Oui, mille fois oui, la censure c’est la négation de la pensée.
Claude Gauvreau (19 augustus 1925 – 7 juli 1971)
Uit: The prouerbes of the noble and woorthy souldier Sir Iames Lopez de Mendoza Marques of Santillana with the paraphrase of D. Peter Diaz of Toledo: wherin is contained whatsoeuer is necessarie to the leading of an honest and vertuous life. Translated out of Spanishe by Barnabe Googe.
“EVery wyse Oratour, as Tullie in his booke de Oratore teacheth, ought principally▪ in whatsoeuer matter he dealeth, to consider three things: That is, to make all those that shall eyther heare his speach, or reade his workes, to be well willing, vnderstanding, and mindefull. The speaker shall make his audience well willing, when he laboureth to obteyne their Page [unnumbered] fauour and good wil towardes him. For no man wil gladly geue eare to such a man, as he is afore euil perswaded of: he maketh his hearers to vnderstād, when he declareth the matter, that hee meaneth to entreate off, in shewing that it shal be profitable & com∣modious, he causeth them to be attentiue, or mindeful, when he mooueth or stirreth them vp by good meanes & inductions to be rea∣die to heare, not hauing their minds caried away with anie other matters. All these points hath this learned gentleman (folow∣ing this inscription) obserued in al his dis∣course. But especially in this first Prouerbe he hath obserued ye first, in making him that shal reade him, wel minded towardes him, procuring his fauour & goodwil, in calling him by ye name of his sōne & beloued. For as the Ciuil law sayth, we can name no man by a more sweet or better name, thē to call him our sonne. He maketh him to vnderstand, in shewing him howe to direct or order his life amōgst the people: he maketh him attētiue, in these wordes, where he saith, Geue eare. And the meaning and matter of this Pro∣uerbe, is the most sweet & gracious behaui∣our, that men of all degrees ought to vse in their conuersation.”

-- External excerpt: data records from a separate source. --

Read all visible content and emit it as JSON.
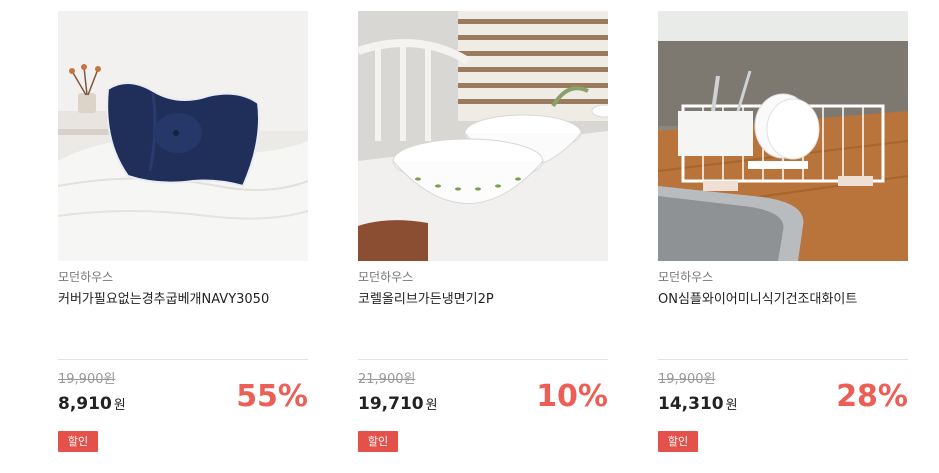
{
  "products": [
    {
      "brand": "모던하우스",
      "name": "커버가필요없는경추굽베개NAVY3050",
      "original_price": "19,900원",
      "sale_price": "8,910",
      "currency": "원",
      "discount": "55%",
      "badge": "할인",
      "image_icon": "navy-pillow-photo"
    },
    {
      "brand": "모던하우스",
      "name": "코렐올리브가든냉면기2P",
      "original_price": "21,900원",
      "sale_price": "19,710",
      "currency": "원",
      "discount": "10%",
      "badge": "할인",
      "image_icon": "white-bowls-photo"
    },
    {
      "brand": "모던하우스",
      "name": "ON심플와이어미니식기건조대화이트",
      "original_price": "19,900원",
      "sale_price": "14,310",
      "currency": "원",
      "discount": "28%",
      "badge": "할인",
      "image_icon": "dish-rack-photo"
    }
  ],
  "colors": {
    "discount": "#ec5f57",
    "badge_bg": "#e4504a",
    "divider": "#e3e3e3"
  }
}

Iñigo López de Mendoza (19 augustus 1398 – 25 maart 1458)
Gebaseerd op het potret door Jorge Inglés, 1455